• _Exercise directions_
Write out every record below exactly, leaving the pictures out.

• _Collection entries_
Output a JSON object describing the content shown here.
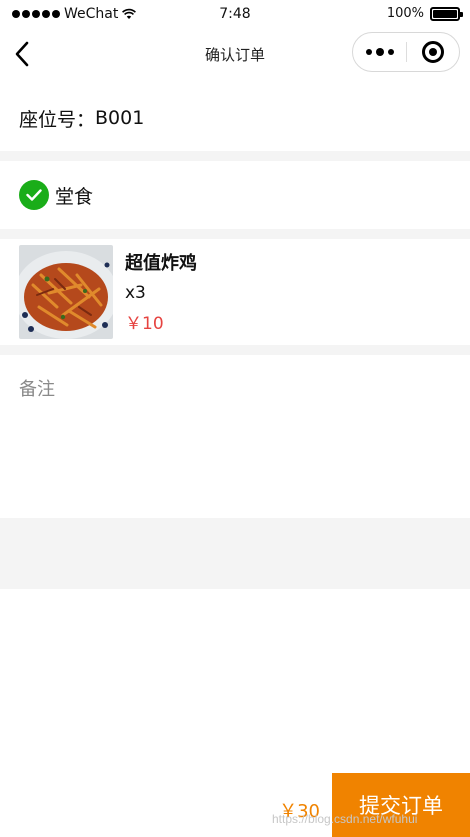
{
  "status_bar": {
    "carrier": "WeChat",
    "time": "7:48",
    "battery_percent": "100%",
    "battery_level": 1.0
  },
  "nav": {
    "title": "确认订单"
  },
  "order": {
    "seat_label": "座位号：",
    "seat_value": "B001",
    "dine_type": "堂食",
    "items": [
      {
        "name": "超值炸鸡",
        "quantity": "x3",
        "price": "￥10"
      }
    ],
    "note_placeholder": "备注",
    "total": "￥30",
    "submit_label": "提交订单"
  },
  "watermark": "https://blog.csdn.net/wfuhui",
  "colors": {
    "accent": "#f08300",
    "check_green": "#1aad19",
    "price_red": "#e64340",
    "section_gap": "#f4f4f4"
  }
}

• _Result of the task_
Output a JSON object describing the content shown here.
{
  "status_bar": {
    "carrier": "WeChat",
    "time": "7:48",
    "battery_percent": "100%",
    "battery_level": 1.0
  },
  "nav": {
    "title": "确认订单"
  },
  "order": {
    "seat_label": "座位号：",
    "seat_value": "B001",
    "dine_type": "堂食",
    "items": [
      {
        "name": "超值炸鸡",
        "quantity": "x3",
        "price": "￥10"
      }
    ],
    "note_placeholder": "备注",
    "total": "￥30",
    "submit_label": "提交订单"
  },
  "watermark": "https://blog.csdn.net/wfuhui",
  "colors": {
    "accent": "#f08300",
    "check_green": "#1aad19",
    "price_red": "#e64340",
    "section_gap": "#f4f4f4"
  }
}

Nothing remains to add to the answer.